The Church’s foremost enemy is the Lord of Dust. Known only to a select few, the Silver Flame was born of an ancient struggle between the rakshasa and the couatl. It is the Flame that holds the rajah at bay to this day. Also opposed to the Church is the Order of the Emerald Claw. The Church takes any opportunity to strike down these necromancers and their undead creations.
Some say that when a true follower of the Flame passes on, his spirit joins with the Silver Flame, strengthening the light. While some people may see this as a mediocre reward, the priests of the Flame say that they can achieve no greater bliss and that glory beyond anything that can be experienced in life awaits — not to mention that this far surpasses the experience of wasting away in Dolurrh. For this reason, clerics of the Silver Flame are loathe to raise the dead; when a true hero dies, his spirit has gone to a better place, and he continues to fight from the other side. Gold rarely influences a true priest of the Flame; the cleric brings the hero back only if she believes he has a noble purpose to serve in this life, and this often involves a quest or vow.
While the Church of the Silver Flame seeks to abolish the worship of the Blood of Vol, the Cults of the Dragon Below, and the Dark Six, it can be tolerant of other religions. Warriors of the Flame have much in common with the followers of Dol Arrah, and the teachings of Aureon and Boldrei echo those of the Church.

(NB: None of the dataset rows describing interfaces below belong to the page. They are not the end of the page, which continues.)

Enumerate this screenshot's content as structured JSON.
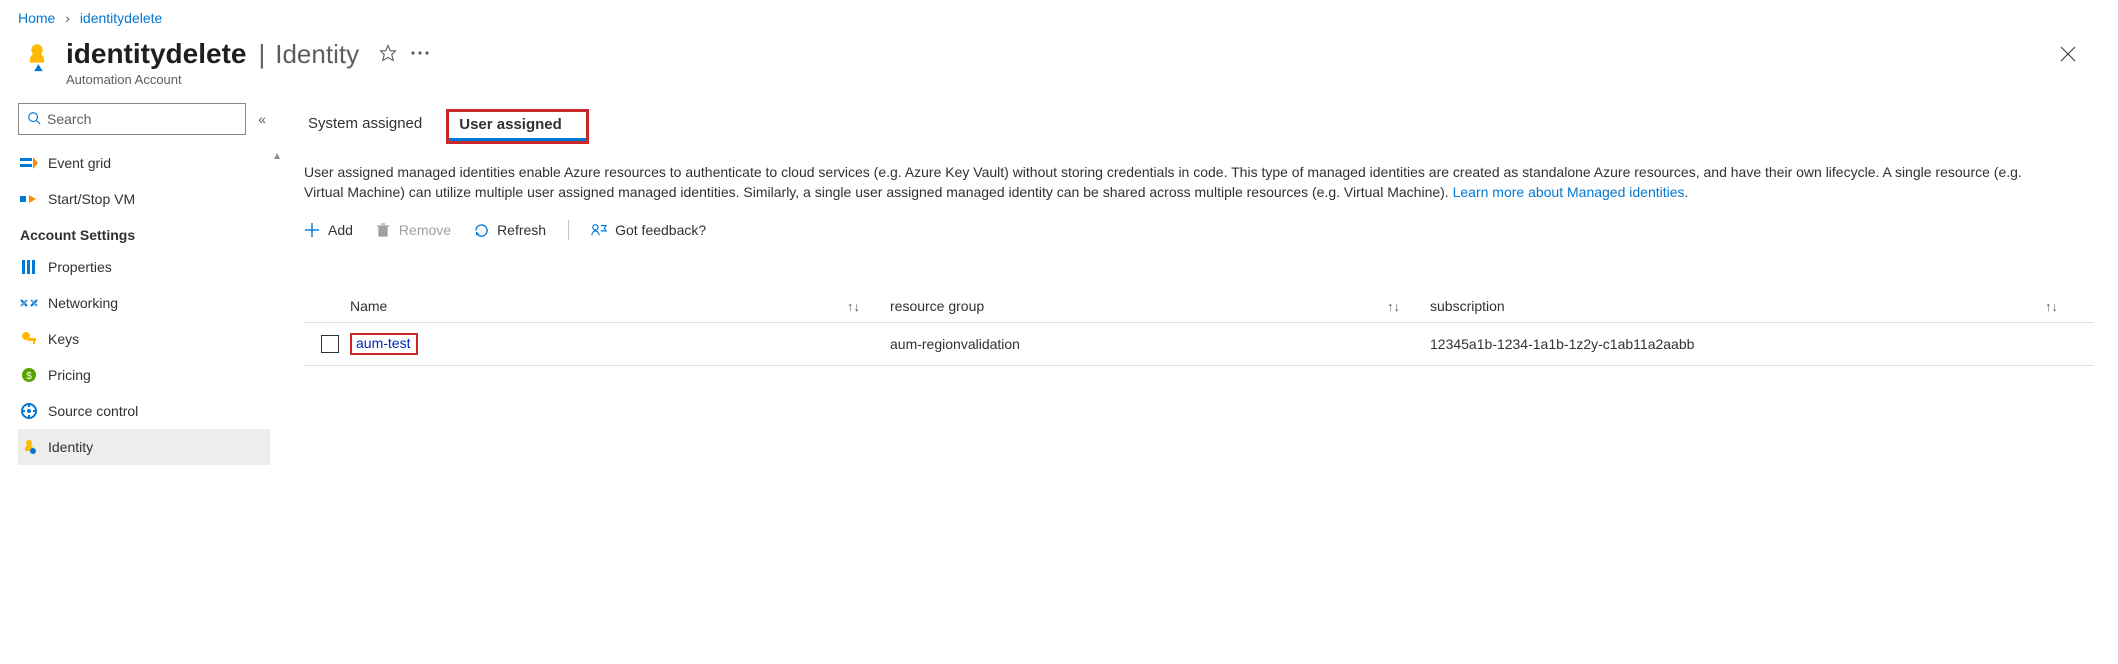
{
  "breadcrumb": {
    "home": "Home",
    "current": "identitydelete"
  },
  "header": {
    "title_main": "identitydelete",
    "title_sub": "Identity",
    "resource_type": "Automation Account"
  },
  "sidebar": {
    "search_placeholder": "Search",
    "items": [
      {
        "label": "Event grid",
        "icon": "event-grid-icon"
      },
      {
        "label": "Start/Stop VM",
        "icon": "start-stop-vm-icon"
      }
    ],
    "section_label": "Account Settings",
    "settings_items": [
      {
        "label": "Properties",
        "icon": "properties-icon"
      },
      {
        "label": "Networking",
        "icon": "networking-icon"
      },
      {
        "label": "Keys",
        "icon": "keys-icon"
      },
      {
        "label": "Pricing",
        "icon": "pricing-icon"
      },
      {
        "label": "Source control",
        "icon": "source-control-icon"
      },
      {
        "label": "Identity",
        "icon": "identity-icon",
        "active": true
      }
    ]
  },
  "tabs": {
    "system": "System assigned",
    "user": "User assigned"
  },
  "description": {
    "text": "User assigned managed identities enable Azure resources to authenticate to cloud services (e.g. Azure Key Vault) without storing credentials in code. This type of managed identities are created as standalone Azure resources, and have their own lifecycle. A single resource (e.g. Virtual Machine) can utilize multiple user assigned managed identities. Similarly, a single user assigned managed identity can be shared across multiple resources (e.g. Virtual Machine). ",
    "link": "Learn more about Managed identities"
  },
  "toolbar": {
    "add": "Add",
    "remove": "Remove",
    "refresh": "Refresh",
    "feedback": "Got feedback?"
  },
  "table": {
    "headers": {
      "name": "Name",
      "rg": "resource group",
      "sub": "subscription"
    },
    "rows": [
      {
        "name": "aum-test",
        "rg": "aum-regionvalidation",
        "sub": "12345a1b-1234-1a1b-1z2y-c1ab11a2aabb"
      }
    ]
  }
}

With that said, followers of the Sovereign Host are often somewhat lackadaisical in their faith, and this often draws disdain from the faithful of the Church. A loyal member of the Church can associate freely with followers of the Sovereign Host or the Path of Light, but a zealous friar will still try to lure them to the true faith.